Tourism confronts a world in turmoil

The month of March is known in US basketball as “March Madness.” This month has also been a month of madness around the world, not in sport, but rather in political upheavals. March of 2011 saw the Japanese earthquake, followed by a pacific-wide tsunami and nuclear power crisis, by riots in the streets of London, by the fall of the Portuguese coalition government, by union protests throughout the world, from Madison, Wisconsin to Europe, from revolutions in much of the Arab world, to renewed bus bombing and rocket attacks against Israel, to a no-fly zone imposed over Libya.

To add to the confusion neither government spokespeople nor the media have been very clear as to what these political undulations mean. From the perspective of the tourism industry, these momentous changes present a major challenge and may have long-term industrial consequences. In fact tourism risk has never been higher and tourism officials must change the way they do risk management. Here are a few factors to consider when seeing the new world of tourism risk management.

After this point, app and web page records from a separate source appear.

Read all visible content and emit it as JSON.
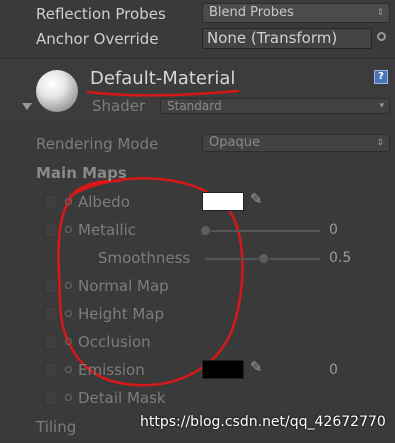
{
  "renderer": {
    "reflection_probes_label": "Reflection Probes",
    "reflection_probes_value": "Blend Probes",
    "anchor_override_label": "Anchor Override",
    "anchor_override_value": "None (Transform)"
  },
  "material": {
    "name": "Default-Material",
    "shader_label": "Shader",
    "shader_value": "Standard",
    "help_icon": "?"
  },
  "properties": {
    "rendering_mode_label": "Rendering Mode",
    "rendering_mode_value": "Opaque",
    "main_maps_label": "Main Maps",
    "albedo_label": "Albedo",
    "metallic_label": "Metallic",
    "metallic_value": "0",
    "metallic_level": 0,
    "smoothness_label": "Smoothness",
    "smoothness_value": "0.5",
    "smoothness_level": 0.5,
    "normal_map_label": "Normal Map",
    "height_map_label": "Height Map",
    "occlusion_label": "Occlusion",
    "emission_label": "Emission",
    "emission_value": "0",
    "detail_mask_label": "Detail Mask",
    "tiling_label": "Tiling"
  },
  "colors": {
    "albedo": "#ffffff",
    "emission": "#000000",
    "annotation": "#d81818"
  },
  "watermark": "https://blog.csdn.net/qq_42672770"
}
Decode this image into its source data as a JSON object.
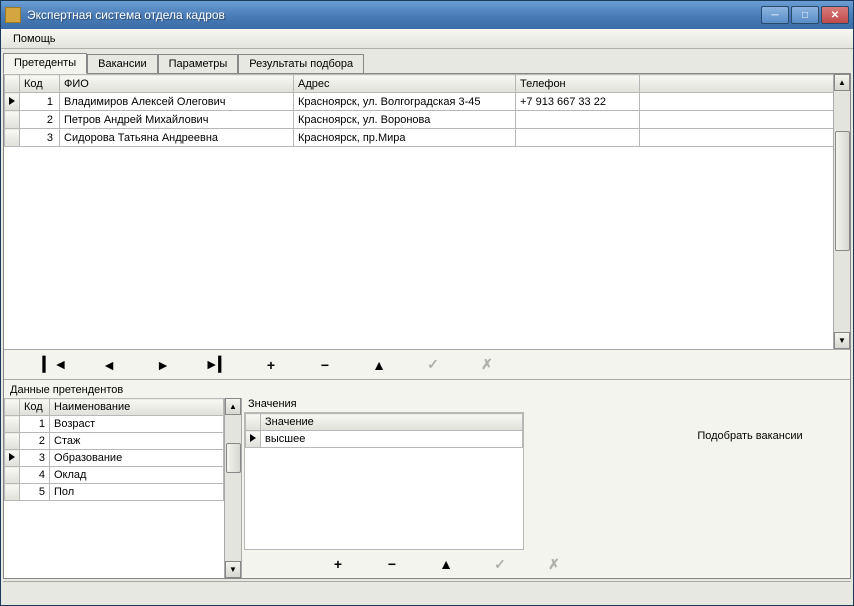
{
  "window": {
    "title": "Экспертная система отдела кадров"
  },
  "menu": {
    "help": "Помощь"
  },
  "tabs": {
    "applicants": "Претеденты",
    "vacancies": "Вакансии",
    "params": "Параметры",
    "results": "Результаты подбора"
  },
  "main_grid": {
    "headers": {
      "code": "Код",
      "fio": "ФИО",
      "address": "Адрес",
      "phone": "Телефон"
    },
    "rows": [
      {
        "code": "1",
        "fio": "Владимиров Алексей Олегович",
        "address": "Красноярск, ул. Волгоградская 3-45",
        "phone": "+7 913 667 33 22"
      },
      {
        "code": "2",
        "fio": "Петров Андрей Михайлович",
        "address": "Красноярск, ул. Воронова",
        "phone": ""
      },
      {
        "code": "3",
        "fio": "Сидорова Татьяна Андреевна",
        "address": "Красноярск, пр.Мира",
        "phone": ""
      }
    ]
  },
  "details": {
    "label": "Данные претендентов",
    "headers": {
      "code": "Код",
      "name": "Наименование"
    },
    "rows": [
      {
        "code": "1",
        "name": "Возраст"
      },
      {
        "code": "2",
        "name": "Стаж"
      },
      {
        "code": "3",
        "name": "Образование"
      },
      {
        "code": "4",
        "name": "Оклад"
      },
      {
        "code": "5",
        "name": "Пол"
      }
    ]
  },
  "values": {
    "label": "Значения",
    "headers": {
      "value": "Значение"
    },
    "rows": [
      {
        "value": "высшее"
      }
    ]
  },
  "actions": {
    "pick_vacancies": "Подобрать вакансии"
  },
  "nav_symbols": {
    "first": "▎◄",
    "prev": "◄",
    "next": "►",
    "last": "►▎",
    "insert": "+",
    "delete": "−",
    "edit": "▲",
    "post": "✓",
    "cancel": "✗"
  }
}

Food prices are rising at alarming rates. There is no one factor to account for the rapid increase in the rise of food prices. These price rises are the result of a number of factors: irregular rainfall in much of the world including a major Texas draught, the high cost of fuel resulting in higher transportation costs, political disturbances in the Middle East, the need to ration food in a post earthquake/tsunami Japan have all contributed to “food sticker shock” and political tension. It may well be hypothesized that much of the world’s political upheavals have less to do with a desire for democracy and as has occurred throughout history, more to do with the cost of food. The impact of tourism being caught in the crossfire is already manifesting itself. Restaurants have had to raise prices or lower their service. Transportation companies have been (and will continue to be) hard hit. The airline industry is especially vulnerable. Airlines depend on both the food industry (at least in first class or executive class) and the fuel industry. Already on the margin, airlines can do nothing more than cut services and raise prices. The result of such a policy may create an economic tsunami as the leisure traveler may well decide that travel is simply too expensive and thus the “staycation” (or stay-at-home-vacation) once again becomes a reality impacting hotels and attractions throughout the world.

Furthermore, from a tourism security perspective, the world’s security situation has deteriorated. There are few nations today that are not suffering from either political or economically motivated violence. From Mexico’s drug wars to most of Latin America’s express kidnappings, from street violence from England to the Middle East, the tourism world must face the fact that there is an increase both in the potential for crime and for acts of terrorism. Indeed the current Libyan government, with a great deal of blood on its hands, is not above “punishing” the West by further acts of terrorism.

The international tourism industry must also face the reality that world currencies are no longer stable. It is impossible to predict the value of the US dollar or euro over the next twelve months. This inability to know the value of a currency means that long-range tourism prices are especially hard to predict and the fallout from this monetary instability is already impacting multiple tourism support systems. For example, tourism experts are now noting that hospitals are turning people away (despite their nation’s laws) who do not have local insurance or a well-backed credit card.

The tourism industry must also recognize that despite what the politicians may tell us the world’s economy has multiple challenges. Among these challenges is the fact that retirement accounts, throughout the Western world, are no longer sustainable. Well-healed unions may protest, but there is no way that a diminishing working population can afford to allow people to retire at full or three quarter wages for periods of 20 or thirty years or more. What this means is that the group of people who often travel the most, the young retirees, may have to make major lifestyle changes and these changes may have a great impact on the world of tourism.

Despite these numerous challenges it would be a mistake to predict the demise of the travel and tourism industry. Instead this is the time when thoughtful tourism professionals need to be creative and well aware of the multiple disciplinary character of their profession. Tourism officials need much more than simply marketers, that model is soon to die. Instead tourism professionals must take into account a wide range of disciplines that include knowledge of: economic factors, political factors, the price of commodities, the impact of security on their industry, and how front-line customer service interacts with demographic changes, and how weather patterns may impact their industry.

The tourism industry can no longer ignore the issue of total tourism security, what is often called “tourism surety.” As such the industry must view the interaction and overlapping of tourism economics, with locale reputation factors and combine these with tourism safety and security. Tourism cannot afford a medical crisis or a food crisis, a natural disaster or a political disaster, conventional wars or acts of terrorism, crime and gang violence and narco-trafficking. Each of these threats is interconnected and in a world connected by both the internet and rapid transportation nothing stays for long in any one place. Instead what impacts one part of the tourism industry in the end will impact the entire industry.